[Entries from a dataset of interfaces]

################

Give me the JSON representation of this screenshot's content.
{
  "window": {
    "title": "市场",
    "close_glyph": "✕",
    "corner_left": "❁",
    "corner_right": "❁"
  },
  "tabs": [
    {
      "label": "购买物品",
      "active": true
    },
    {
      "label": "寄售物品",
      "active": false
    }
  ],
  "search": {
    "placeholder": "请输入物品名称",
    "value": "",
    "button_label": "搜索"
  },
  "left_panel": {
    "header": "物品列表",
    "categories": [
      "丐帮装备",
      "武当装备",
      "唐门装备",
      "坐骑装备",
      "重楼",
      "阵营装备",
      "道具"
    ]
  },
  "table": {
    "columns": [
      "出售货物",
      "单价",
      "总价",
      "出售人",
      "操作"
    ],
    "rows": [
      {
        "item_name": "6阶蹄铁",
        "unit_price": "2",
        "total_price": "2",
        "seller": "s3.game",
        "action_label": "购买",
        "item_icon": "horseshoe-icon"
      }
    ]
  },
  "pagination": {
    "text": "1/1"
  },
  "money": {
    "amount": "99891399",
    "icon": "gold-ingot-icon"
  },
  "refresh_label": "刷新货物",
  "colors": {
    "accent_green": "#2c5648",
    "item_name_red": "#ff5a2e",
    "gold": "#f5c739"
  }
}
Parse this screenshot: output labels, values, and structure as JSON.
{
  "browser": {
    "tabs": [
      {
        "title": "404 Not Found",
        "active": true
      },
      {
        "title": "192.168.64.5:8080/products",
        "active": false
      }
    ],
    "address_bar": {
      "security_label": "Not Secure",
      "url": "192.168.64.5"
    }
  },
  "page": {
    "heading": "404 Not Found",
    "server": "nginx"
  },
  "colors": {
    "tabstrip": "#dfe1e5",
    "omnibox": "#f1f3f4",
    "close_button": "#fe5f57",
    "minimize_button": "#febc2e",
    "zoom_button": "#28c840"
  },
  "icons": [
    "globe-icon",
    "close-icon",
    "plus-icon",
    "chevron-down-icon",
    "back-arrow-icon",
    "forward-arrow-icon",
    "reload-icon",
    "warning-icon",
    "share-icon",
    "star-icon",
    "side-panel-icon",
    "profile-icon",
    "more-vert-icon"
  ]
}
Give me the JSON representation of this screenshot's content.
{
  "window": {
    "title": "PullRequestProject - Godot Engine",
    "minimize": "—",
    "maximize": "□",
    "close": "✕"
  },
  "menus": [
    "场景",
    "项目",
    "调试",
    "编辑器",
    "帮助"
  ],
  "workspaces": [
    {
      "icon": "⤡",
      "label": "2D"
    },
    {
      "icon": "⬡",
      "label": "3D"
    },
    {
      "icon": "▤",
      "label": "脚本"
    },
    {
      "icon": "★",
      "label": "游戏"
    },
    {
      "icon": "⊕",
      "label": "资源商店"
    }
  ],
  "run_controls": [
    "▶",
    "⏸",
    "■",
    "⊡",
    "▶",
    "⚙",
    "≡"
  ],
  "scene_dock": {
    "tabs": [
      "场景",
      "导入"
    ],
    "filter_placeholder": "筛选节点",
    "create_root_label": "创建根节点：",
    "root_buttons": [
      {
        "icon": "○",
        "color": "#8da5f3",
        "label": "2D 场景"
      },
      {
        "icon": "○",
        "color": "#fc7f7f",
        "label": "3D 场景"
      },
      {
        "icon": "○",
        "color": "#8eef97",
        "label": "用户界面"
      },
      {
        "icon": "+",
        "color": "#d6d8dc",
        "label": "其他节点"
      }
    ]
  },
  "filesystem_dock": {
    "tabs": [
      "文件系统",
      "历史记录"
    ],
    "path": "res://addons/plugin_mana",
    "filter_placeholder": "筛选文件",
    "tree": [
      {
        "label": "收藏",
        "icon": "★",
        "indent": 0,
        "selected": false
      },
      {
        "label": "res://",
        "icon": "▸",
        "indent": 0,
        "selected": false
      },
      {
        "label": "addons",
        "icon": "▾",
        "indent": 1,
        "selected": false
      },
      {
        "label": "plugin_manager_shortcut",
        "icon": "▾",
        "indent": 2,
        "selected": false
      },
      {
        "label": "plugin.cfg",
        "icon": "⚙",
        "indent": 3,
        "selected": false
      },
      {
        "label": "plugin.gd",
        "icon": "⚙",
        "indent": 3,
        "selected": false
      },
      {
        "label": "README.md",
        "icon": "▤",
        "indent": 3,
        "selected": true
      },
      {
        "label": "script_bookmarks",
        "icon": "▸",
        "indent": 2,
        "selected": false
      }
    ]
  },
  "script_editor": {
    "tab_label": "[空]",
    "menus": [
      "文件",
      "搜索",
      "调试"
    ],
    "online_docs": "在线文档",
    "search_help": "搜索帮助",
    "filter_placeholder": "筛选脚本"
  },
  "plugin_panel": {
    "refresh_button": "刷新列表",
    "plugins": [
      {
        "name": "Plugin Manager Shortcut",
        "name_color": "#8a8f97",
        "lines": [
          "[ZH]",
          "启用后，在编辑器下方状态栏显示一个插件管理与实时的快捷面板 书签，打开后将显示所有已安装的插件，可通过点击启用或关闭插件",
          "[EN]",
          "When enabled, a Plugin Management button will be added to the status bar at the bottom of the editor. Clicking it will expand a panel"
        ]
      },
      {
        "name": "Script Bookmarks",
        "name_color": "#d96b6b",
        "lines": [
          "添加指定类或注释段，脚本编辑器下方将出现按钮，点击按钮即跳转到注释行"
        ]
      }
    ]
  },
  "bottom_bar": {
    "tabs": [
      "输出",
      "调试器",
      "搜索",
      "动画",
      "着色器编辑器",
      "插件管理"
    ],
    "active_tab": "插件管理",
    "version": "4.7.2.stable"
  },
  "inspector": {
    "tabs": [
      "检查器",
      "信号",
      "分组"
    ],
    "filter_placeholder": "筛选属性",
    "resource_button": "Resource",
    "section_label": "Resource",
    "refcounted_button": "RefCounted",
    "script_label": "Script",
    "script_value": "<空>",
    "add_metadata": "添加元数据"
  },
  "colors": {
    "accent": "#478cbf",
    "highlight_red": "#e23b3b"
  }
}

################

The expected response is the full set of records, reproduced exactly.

Give me the JSON representation of this screenshot's content.
{
  "window": {
    "title": "市场",
    "close_glyph": "✕",
    "corner_left": "❁",
    "corner_right": "❁"
  },
  "tabs": [
    {
      "label": "购买物品",
      "active": true
    },
    {
      "label": "寄售物品",
      "active": false
    }
  ],
  "search": {
    "placeholder": "请输入物品名称",
    "value": "",
    "button_label": "搜索"
  },
  "left_panel": {
    "header": "物品列表",
    "categories": [
      "丐帮装备",
      "武当装备",
      "唐门装备",
      "坐骑装备",
      "重楼",
      "阵营装备",
      "道具"
    ]
  },
  "table": {
    "columns": [
      "出售货物",
      "单价",
      "总价",
      "出售人",
      "操作"
    ],
    "rows": [
      {
        "item_name": "6阶蹄铁",
        "unit_price": "2",
        "total_price": "2",
        "seller": "s3.game",
        "action_label": "购买",
        "item_icon": "horseshoe-icon"
      }
    ]
  },
  "pagination": {
    "text": "1/1"
  },
  "money": {
    "amount": "99891399",
    "icon": "gold-ingot-icon"
  },
  "refresh_label": "刷新货物",
  "colors": {
    "accent_green": "#2c5648",
    "item_name_red": "#ff5a2e",
    "gold": "#f5c739"
  }
}
Parse this screenshot: output labels, values, and structure as JSON.
{
  "browser": {
    "tabs": [
      {
        "title": "404 Not Found",
        "active": true
      },
      {
        "title": "192.168.64.5:8080/products",
        "active": false
      }
    ],
    "address_bar": {
      "security_label": "Not Secure",
      "url": "192.168.64.5"
    }
  },
  "page": {
    "heading": "404 Not Found",
    "server": "nginx"
  },
  "colors": {
    "tabstrip": "#dfe1e5",
    "omnibox": "#f1f3f4",
    "close_button": "#fe5f57",
    "minimize_button": "#febc2e",
    "zoom_button": "#28c840"
  },
  "icons": [
    "globe-icon",
    "close-icon",
    "plus-icon",
    "chevron-down-icon",
    "back-arrow-icon",
    "forward-arrow-icon",
    "reload-icon",
    "warning-icon",
    "share-icon",
    "star-icon",
    "side-panel-icon",
    "profile-icon",
    "more-vert-icon"
  ]
}
Give me the JSON representation of this screenshot's content.
{
  "window": {
    "title": "PullRequestProject - Godot Engine",
    "minimize": "—",
    "maximize": "□",
    "close": "✕"
  },
  "menus": [
    "场景",
    "项目",
    "调试",
    "编辑器",
    "帮助"
  ],
  "workspaces": [
    {
      "icon": "⤡",
      "label": "2D"
    },
    {
      "icon": "⬡",
      "label": "3D"
    },
    {
      "icon": "▤",
      "label": "脚本"
    },
    {
      "icon": "★",
      "label": "游戏"
    },
    {
      "icon": "⊕",
      "label": "资源商店"
    }
  ],
  "run_controls": [
    "▶",
    "⏸",
    "■",
    "⊡",
    "▶",
    "⚙",
    "≡"
  ],
  "scene_dock": {
    "tabs": [
      "场景",
      "导入"
    ],
    "filter_placeholder": "筛选节点",
    "create_root_label": "创建根节点：",
    "root_buttons": [
      {
        "icon": "○",
        "color": "#8da5f3",
        "label": "2D 场景"
      },
      {
        "icon": "○",
        "color": "#fc7f7f",
        "label": "3D 场景"
      },
      {
        "icon": "○",
        "color": "#8eef97",
        "label": "用户界面"
      },
      {
        "icon": "+",
        "color": "#d6d8dc",
        "label": "其他节点"
      }
    ]
  },
  "filesystem_dock": {
    "tabs": [
      "文件系统",
      "历史记录"
    ],
    "path": "res://addons/plugin_mana",
    "filter_placeholder": "筛选文件",
    "tree": [
      {
        "label": "收藏",
        "icon": "★",
        "indent": 0,
        "selected": false
      },
      {
        "label": "res://",
        "icon": "▸",
        "indent": 0,
        "selected": false
      },
      {
        "label": "addons",
        "icon": "▾",
        "indent": 1,
        "selected": false
      },
      {
        "label": "plugin_manager_shortcut",
        "icon": "▾",
        "indent": 2,
        "selected": false
      },
      {
        "label": "plugin.cfg",
        "icon": "⚙",
        "indent": 3,
        "selected": false
      },
      {
        "label": "plugin.gd",
        "icon": "⚙",
        "indent": 3,
        "selected": false
      },
      {
        "label": "README.md",
        "icon": "▤",
        "indent": 3,
        "selected": true
      },
      {
        "label": "script_bookmarks",
        "icon": "▸",
        "indent": 2,
        "selected": false
      }
    ]
  },
  "script_editor": {
    "tab_label": "[空]",
    "menus": [
      "文件",
      "搜索",
      "调试"
    ],
    "online_docs": "在线文档",
    "search_help": "搜索帮助",
    "filter_placeholder": "筛选脚本"
  },
  "plugin_panel": {
    "refresh_button": "刷新列表",
    "plugins": [
      {
        "name": "Plugin Manager Shortcut",
        "name_color": "#8a8f97",
        "lines": [
          "[ZH]",
          "启用后，在编辑器下方状态栏显示一个插件管理与实时的快捷面板 书签，打开后将显示所有已安装的插件，可通过点击启用或关闭插件",
          "[EN]",
          "When enabled, a Plugin Management button will be added to the status bar at the bottom of the editor. Clicking it will expand a panel"
        ]
      },
      {
        "name": "Script Bookmarks",
        "name_color": "#d96b6b",
        "lines": [
          "添加指定类或注释段，脚本编辑器下方将出现按钮，点击按钮即跳转到注释行"
        ]
      }
    ]
  },
  "bottom_bar": {
    "tabs": [
      "输出",
      "调试器",
      "搜索",
      "动画",
      "着色器编辑器",
      "插件管理"
    ],
    "active_tab": "插件管理",
    "version": "4.7.2.stable"
  },
  "inspector": {
    "tabs": [
      "检查器",
      "信号",
      "分组"
    ],
    "filter_placeholder": "筛选属性",
    "resource_button": "Resource",
    "section_label": "Resource",
    "refcounted_button": "RefCounted",
    "script_label": "Script",
    "script_value": "<空>",
    "add_metadata": "添加元数据"
  },
  "colors": {
    "accent": "#478cbf",
    "highlight_red": "#e23b3b"
  }
}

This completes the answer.